rumours continue to filter in about Apple’s imminent European iPhone launch. Reuters rounds up the speculation: Spanish Telefonica’s O2 unit is expected to sell the phone in the U.K., Deutsche Telekom’s T-Mobile in Germany, and France Telecom’s Orange in France. Apple has scheduled a press event for London next Tuesday, but it’s not clear if they will announce only the U.K. deal or also deals for other European countries.
Selling the iPhone in those three countries expands Apple’s addressable market by more than 60%. Research firm M:Metrics estimates 45 million mobile subscribers in the U.K., 46.5 million in Germany and 44.5 million in France (vs. 213 million in the U.S.).

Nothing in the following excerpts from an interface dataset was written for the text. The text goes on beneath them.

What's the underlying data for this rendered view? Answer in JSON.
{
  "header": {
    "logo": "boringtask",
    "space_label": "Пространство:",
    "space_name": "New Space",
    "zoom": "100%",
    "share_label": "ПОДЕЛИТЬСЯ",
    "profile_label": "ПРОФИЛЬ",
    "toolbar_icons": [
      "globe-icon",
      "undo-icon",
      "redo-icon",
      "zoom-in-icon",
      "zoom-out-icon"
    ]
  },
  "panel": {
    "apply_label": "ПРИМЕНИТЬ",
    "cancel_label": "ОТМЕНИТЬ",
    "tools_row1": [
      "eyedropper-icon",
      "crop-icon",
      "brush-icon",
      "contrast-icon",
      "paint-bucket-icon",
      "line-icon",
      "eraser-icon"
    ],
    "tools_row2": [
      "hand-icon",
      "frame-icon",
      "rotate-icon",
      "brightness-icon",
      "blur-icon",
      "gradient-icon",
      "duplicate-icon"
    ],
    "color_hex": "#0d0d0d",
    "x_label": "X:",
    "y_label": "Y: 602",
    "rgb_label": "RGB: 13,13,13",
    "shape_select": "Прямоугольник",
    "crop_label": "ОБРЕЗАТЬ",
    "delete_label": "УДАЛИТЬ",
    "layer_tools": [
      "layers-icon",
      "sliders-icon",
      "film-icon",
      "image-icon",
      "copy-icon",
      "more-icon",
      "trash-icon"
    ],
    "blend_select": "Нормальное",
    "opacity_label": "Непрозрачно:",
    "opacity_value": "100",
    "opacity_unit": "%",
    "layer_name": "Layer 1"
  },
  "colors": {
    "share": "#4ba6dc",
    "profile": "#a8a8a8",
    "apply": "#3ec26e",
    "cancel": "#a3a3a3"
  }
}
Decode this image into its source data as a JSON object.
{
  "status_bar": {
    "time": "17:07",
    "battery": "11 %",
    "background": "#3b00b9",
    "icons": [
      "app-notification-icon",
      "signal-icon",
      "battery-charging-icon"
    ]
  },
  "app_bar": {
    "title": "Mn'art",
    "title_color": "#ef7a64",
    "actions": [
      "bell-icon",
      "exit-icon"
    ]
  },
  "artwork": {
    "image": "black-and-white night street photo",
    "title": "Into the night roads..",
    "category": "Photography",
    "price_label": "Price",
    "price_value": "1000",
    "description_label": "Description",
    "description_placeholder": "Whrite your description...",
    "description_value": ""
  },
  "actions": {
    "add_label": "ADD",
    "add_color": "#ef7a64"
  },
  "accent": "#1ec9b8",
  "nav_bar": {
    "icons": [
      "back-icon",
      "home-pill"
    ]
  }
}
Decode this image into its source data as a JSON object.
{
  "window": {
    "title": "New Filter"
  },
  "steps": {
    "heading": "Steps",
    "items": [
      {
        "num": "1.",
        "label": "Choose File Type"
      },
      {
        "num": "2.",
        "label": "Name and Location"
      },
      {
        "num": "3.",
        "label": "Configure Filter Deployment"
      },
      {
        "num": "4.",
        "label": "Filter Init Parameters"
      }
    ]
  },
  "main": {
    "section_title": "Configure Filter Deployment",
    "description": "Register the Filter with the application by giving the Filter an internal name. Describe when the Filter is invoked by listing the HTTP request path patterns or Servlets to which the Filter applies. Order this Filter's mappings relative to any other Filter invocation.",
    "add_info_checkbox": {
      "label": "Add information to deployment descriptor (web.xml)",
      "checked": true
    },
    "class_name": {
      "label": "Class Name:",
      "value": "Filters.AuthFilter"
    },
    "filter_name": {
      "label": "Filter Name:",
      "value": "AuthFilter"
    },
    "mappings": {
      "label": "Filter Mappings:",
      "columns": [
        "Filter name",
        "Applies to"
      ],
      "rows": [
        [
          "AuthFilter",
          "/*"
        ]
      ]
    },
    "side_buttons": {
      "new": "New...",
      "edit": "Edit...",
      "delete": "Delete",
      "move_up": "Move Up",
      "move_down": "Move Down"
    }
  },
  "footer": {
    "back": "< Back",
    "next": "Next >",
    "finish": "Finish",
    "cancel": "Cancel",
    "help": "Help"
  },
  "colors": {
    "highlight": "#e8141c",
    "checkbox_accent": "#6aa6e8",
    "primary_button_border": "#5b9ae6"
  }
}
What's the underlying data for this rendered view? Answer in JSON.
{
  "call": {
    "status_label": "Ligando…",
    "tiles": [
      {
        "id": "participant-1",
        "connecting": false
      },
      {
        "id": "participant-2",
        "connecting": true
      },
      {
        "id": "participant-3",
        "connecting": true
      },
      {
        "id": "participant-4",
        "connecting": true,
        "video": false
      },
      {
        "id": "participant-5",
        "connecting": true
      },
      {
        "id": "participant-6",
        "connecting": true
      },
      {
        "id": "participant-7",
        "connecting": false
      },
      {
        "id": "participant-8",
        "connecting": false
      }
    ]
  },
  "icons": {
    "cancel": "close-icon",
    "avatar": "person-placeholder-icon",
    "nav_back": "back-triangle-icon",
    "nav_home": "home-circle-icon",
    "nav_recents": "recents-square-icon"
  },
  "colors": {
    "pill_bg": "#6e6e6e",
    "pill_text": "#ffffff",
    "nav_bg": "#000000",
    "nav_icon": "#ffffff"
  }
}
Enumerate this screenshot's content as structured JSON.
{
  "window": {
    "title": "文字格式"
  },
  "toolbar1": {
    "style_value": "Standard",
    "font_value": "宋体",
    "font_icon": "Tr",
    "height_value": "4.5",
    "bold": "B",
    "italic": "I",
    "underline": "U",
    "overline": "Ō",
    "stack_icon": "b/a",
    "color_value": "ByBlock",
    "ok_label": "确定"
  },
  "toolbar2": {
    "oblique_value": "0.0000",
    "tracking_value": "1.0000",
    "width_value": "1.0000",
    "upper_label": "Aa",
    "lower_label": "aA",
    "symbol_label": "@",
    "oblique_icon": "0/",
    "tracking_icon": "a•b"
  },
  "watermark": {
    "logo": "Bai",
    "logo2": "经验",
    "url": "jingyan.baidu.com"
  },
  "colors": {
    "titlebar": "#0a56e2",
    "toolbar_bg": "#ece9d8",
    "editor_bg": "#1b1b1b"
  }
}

The European mobile market is much different than ours: pre-paid plans are more common, phones are rarely subsidized, and Europeans have long used phones to listen to music. That could mean either higher sales (because people are used to spending more money on unsubsidized phones and using their phone as a primary music device), or lower sales (because people don’t feel the need to replace their existing music phones). We think the iPhone will continue to sell better in the U.S., where Apple is a more important brand than in Europe. And we hope the company will take the opportunity to upgrade the European model to work with faster, “3G” data networks. But either way, Apple should soon get some much-needed help toward its goal of selling 9 million more iPhones by the end of next year.